This tribunal discussed above belongs to the category of Tribunal of Opinion. This type of tribunal has nothing to do with th state and state powers but rather with the ethics and conscience of mankind, represented by public personalities from different sectors of society such as the sciences, the arts, religion, and poltics, etc. There is no binding power involved but rather ethical judgments vis-à-vis those responsible and at a given moment not only contribute to the search for truth but also may exert international pressure so that the states in question take the necessary measures to ensure justice and compensation.
The tribunals formulated their findings in rather blunt terms, "the state of Colombia is to be held responsible for acts of ommission and commission in connection with the massacre of seven persons and for at least twenty-five forced disappearences in the barrio of Mariaeugenia of the municipality of Barrancabermeja, Colombia, which took place May 16 1998."
Given that the legal options in Colombia itself are frustrated or exhausted because of impunity, it was decided to present the case before the Inter-American Commission on Human Rights of the Organization of American States and it is expected that the Inter-American Court of Human Rights will ultimately charge the Colombian state for being responsible for those crimes.

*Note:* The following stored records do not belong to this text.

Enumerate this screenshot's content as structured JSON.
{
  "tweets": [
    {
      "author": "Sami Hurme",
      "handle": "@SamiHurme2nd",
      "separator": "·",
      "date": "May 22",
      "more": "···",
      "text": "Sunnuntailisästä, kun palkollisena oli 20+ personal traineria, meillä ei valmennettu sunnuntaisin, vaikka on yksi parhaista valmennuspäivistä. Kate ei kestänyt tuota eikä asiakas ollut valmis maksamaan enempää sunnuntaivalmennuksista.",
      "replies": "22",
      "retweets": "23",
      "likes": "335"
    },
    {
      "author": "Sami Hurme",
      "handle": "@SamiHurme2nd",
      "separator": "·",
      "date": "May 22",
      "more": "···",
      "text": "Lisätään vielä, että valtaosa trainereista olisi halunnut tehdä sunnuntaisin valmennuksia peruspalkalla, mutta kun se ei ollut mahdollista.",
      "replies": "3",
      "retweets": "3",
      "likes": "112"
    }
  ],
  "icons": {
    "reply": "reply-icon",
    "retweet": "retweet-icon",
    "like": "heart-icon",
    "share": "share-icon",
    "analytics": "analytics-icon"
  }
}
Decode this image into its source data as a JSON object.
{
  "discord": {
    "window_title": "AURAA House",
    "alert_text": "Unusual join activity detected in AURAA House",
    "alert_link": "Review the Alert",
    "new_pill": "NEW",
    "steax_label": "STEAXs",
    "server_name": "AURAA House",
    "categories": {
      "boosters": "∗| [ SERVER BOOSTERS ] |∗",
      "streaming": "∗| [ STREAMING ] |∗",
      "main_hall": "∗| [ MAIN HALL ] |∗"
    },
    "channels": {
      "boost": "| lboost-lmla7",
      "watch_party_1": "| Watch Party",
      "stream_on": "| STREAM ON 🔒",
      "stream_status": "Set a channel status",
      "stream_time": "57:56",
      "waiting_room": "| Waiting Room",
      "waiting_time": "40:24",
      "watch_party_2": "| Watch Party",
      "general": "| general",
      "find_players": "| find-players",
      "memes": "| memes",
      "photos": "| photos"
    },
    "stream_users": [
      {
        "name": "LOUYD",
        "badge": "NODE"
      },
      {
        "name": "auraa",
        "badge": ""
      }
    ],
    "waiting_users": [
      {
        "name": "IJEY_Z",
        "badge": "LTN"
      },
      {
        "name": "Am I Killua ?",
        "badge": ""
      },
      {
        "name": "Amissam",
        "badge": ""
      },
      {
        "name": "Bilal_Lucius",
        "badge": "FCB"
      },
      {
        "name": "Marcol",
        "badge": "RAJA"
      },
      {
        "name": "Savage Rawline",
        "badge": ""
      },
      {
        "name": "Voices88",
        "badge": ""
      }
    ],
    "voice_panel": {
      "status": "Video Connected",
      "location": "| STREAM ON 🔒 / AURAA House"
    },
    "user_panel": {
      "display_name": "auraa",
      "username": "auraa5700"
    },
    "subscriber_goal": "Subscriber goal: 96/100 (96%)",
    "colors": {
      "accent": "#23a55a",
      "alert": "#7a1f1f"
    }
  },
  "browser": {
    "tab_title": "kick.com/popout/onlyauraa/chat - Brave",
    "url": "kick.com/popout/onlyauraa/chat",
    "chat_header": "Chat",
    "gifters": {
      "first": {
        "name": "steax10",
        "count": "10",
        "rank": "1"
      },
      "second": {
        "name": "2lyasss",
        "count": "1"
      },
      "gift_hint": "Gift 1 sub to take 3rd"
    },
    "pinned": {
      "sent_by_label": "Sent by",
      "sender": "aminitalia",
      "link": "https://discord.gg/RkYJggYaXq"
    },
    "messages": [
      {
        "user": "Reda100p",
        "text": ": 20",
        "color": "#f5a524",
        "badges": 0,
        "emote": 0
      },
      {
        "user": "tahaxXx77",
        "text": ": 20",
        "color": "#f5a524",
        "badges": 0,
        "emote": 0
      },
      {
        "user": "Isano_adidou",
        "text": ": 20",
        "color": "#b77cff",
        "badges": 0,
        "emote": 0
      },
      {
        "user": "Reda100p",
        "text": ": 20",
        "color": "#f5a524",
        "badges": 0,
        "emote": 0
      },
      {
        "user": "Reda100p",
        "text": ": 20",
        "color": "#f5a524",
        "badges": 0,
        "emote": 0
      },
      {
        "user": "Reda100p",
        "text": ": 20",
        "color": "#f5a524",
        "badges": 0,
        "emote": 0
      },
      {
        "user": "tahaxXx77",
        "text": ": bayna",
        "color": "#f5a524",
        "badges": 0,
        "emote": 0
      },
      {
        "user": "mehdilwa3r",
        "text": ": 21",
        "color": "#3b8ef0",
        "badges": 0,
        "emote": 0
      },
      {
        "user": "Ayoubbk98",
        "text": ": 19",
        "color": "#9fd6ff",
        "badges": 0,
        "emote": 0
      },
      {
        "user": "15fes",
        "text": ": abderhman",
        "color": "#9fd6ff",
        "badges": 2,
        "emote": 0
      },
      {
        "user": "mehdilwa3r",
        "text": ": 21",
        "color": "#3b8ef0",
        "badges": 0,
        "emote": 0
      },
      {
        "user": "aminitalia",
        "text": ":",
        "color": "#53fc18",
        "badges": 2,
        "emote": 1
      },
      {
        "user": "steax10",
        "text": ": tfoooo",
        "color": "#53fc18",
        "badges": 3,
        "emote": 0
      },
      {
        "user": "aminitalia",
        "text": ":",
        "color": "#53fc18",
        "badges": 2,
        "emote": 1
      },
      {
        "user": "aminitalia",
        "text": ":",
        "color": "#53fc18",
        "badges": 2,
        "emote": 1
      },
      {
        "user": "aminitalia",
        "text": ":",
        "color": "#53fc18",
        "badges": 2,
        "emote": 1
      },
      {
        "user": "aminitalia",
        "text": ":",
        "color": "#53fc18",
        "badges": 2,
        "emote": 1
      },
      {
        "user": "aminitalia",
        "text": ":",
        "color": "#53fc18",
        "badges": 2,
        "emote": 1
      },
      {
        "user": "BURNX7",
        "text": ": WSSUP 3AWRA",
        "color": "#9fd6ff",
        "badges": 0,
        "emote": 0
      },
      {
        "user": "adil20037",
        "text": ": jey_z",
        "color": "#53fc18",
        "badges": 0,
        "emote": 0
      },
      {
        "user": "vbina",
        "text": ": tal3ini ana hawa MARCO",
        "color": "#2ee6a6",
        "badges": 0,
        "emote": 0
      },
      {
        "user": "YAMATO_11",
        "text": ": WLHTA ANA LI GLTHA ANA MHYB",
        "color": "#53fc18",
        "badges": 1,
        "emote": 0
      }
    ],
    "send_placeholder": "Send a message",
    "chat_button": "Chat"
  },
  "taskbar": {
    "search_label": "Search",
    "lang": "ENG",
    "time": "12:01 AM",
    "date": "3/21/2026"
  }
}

WHAT NEEDS TO BE DONE?
The May 16 massacres have brought about more violence because the relatives of the victims had to pay their quest for the truth with their lives. We remember Elizabeth Canas Cano, mother of Giovanni Herrera Cano and sister of José Milton Canas, who founded the Association of Relatives of the Disappeared and was a witness before the tribunals of opinion in Colombia and Canada. Elzabeth was murdered by the paramilitary within the city limits of Barrancabermeja on July 11 2000. Five more relatives, a father and four brothers of the victims have also been murdered because they ‘reminded’ the justice system to live up to its constitutional rsponsibilities.
On the 23 of January of this year the remains of the following victims of the May 16 1998 massacre were released for burial: Ricky Nelson García Amador, Wilson Pacheco Qurioz, Ender Gonzáles Baena, Oswaldo Enrique Vásquez Quinones, and Oscar Leonel Barrera Santa. On January 24 all those organizations that took part in the funeral rites received death threats from the Àguilas Negras (Black Eagles), which said, "ALL THOSE WHO KEEP DOING STUPID THINGS WILL SUFFER THE SAME FATE… WE WILL KILL THOSE SONS OF BITCHES…"
This tale of pain and sorrow has left enormous cracks and tears in our hearts which will never disappear. But there is a legacy, though at a terrible price, which will help us in the construction of our present and future society. Our history of pain and sorrow that begaan with the May 16 terror acts has taught us….
– that dignity is a value not to be given up, which all of us have to pay tribute to
– that memories constitute the power that makes us face the truth
– that forgetting the victims means betraying the victims
– that organizing and enforcing our rights are paths toward justice
– that by seeing us as victims we make Peace possible
– that solidarity can be seen as peoples’ tenderness and affection
– that we do not bury our dead but rather sow them in the fertile earth of hope, not because hope is lost last, but because hope helps us to continue marching, so that we may dry our tears and overcome our pain.